### TASK GOAL
Each line below containing the word "JSON" needs to be shown.

[Component data from apps and pages]
··········

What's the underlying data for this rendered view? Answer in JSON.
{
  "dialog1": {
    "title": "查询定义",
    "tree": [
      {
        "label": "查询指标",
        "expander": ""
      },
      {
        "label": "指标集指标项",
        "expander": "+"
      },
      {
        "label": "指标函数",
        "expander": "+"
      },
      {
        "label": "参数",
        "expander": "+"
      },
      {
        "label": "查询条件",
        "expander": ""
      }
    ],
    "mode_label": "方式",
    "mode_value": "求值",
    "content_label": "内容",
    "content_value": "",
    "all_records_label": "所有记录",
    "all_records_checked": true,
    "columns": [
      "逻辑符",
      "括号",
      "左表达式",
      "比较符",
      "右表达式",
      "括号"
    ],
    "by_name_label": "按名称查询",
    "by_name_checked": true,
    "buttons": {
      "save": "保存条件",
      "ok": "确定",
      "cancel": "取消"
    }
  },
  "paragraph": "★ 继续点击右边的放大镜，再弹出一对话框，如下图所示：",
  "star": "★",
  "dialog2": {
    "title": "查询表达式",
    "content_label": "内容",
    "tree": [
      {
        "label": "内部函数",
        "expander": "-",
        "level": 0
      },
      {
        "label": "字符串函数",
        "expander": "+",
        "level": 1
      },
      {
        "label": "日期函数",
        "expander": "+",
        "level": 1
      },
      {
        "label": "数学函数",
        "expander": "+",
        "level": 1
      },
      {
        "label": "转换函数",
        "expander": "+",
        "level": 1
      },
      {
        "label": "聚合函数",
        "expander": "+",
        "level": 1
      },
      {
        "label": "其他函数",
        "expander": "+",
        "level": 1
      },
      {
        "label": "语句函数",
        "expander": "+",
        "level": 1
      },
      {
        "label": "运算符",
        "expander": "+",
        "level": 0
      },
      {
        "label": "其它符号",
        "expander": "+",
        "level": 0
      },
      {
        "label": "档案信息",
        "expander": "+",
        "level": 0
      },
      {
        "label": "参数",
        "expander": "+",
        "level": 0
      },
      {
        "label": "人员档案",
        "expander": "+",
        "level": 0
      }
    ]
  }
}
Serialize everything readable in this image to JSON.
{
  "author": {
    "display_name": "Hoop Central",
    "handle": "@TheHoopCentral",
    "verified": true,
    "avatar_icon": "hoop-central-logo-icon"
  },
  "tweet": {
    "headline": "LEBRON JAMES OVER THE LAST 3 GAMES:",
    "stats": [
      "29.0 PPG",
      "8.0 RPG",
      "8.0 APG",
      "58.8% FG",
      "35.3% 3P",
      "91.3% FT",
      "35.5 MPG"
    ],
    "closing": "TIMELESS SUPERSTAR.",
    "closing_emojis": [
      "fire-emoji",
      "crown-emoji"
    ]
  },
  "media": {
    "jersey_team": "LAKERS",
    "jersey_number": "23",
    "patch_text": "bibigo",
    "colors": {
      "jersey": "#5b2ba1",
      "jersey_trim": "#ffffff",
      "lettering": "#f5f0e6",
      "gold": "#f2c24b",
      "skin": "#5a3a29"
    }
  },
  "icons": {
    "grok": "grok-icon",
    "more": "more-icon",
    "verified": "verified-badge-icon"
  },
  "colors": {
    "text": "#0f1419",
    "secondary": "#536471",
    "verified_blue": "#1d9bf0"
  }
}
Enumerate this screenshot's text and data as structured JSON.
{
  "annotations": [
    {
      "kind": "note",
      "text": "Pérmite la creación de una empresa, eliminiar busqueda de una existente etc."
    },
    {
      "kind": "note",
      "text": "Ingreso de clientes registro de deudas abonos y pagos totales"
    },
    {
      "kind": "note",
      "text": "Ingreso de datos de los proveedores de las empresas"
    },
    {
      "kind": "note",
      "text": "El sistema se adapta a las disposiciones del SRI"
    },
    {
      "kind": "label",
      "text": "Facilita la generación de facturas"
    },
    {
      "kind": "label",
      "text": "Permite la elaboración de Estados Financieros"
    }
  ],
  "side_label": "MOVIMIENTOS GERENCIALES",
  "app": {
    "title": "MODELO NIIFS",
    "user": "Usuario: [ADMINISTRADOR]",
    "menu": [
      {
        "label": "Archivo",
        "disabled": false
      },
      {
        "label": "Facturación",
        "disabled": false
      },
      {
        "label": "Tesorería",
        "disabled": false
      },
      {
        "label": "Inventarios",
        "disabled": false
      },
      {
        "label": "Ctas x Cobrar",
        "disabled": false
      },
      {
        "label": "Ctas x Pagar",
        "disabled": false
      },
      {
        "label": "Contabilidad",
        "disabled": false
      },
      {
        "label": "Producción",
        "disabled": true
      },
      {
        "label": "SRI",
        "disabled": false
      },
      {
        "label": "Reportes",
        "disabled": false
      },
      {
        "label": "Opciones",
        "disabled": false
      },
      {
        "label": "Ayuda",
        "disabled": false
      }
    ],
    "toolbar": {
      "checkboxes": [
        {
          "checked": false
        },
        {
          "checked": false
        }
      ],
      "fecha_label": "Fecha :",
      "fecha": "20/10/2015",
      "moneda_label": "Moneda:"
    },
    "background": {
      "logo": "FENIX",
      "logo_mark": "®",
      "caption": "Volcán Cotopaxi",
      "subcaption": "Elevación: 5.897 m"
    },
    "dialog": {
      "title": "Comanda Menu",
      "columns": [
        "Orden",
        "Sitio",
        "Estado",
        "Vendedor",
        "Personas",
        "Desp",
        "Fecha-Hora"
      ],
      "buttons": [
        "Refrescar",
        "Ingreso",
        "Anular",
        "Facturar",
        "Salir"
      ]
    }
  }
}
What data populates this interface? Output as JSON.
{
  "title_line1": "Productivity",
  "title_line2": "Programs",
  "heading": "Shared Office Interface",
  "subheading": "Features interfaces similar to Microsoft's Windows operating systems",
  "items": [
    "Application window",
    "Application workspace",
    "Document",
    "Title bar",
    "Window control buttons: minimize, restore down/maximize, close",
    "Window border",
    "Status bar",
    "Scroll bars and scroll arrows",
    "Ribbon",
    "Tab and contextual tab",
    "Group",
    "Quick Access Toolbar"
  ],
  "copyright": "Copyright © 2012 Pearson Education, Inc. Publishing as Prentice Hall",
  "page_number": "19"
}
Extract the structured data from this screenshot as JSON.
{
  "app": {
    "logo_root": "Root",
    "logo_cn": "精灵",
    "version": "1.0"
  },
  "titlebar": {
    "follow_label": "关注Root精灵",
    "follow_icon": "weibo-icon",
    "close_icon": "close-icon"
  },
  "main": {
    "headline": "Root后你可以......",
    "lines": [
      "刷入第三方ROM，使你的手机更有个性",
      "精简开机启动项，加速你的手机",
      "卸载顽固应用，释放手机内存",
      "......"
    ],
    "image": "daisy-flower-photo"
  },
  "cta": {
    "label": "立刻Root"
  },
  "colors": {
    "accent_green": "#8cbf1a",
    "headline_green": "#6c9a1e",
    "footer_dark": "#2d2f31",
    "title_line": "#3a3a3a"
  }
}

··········

### YOUR SOLUTION
What's the underlying data for this rendered view? Answer in JSON.
Serialize everything readable in this image to JSON.
Enumerate this screenshot's text and data as structured JSON.
What data populates this interface? Output as JSON.
Extract the structured data from this screenshot as JSON.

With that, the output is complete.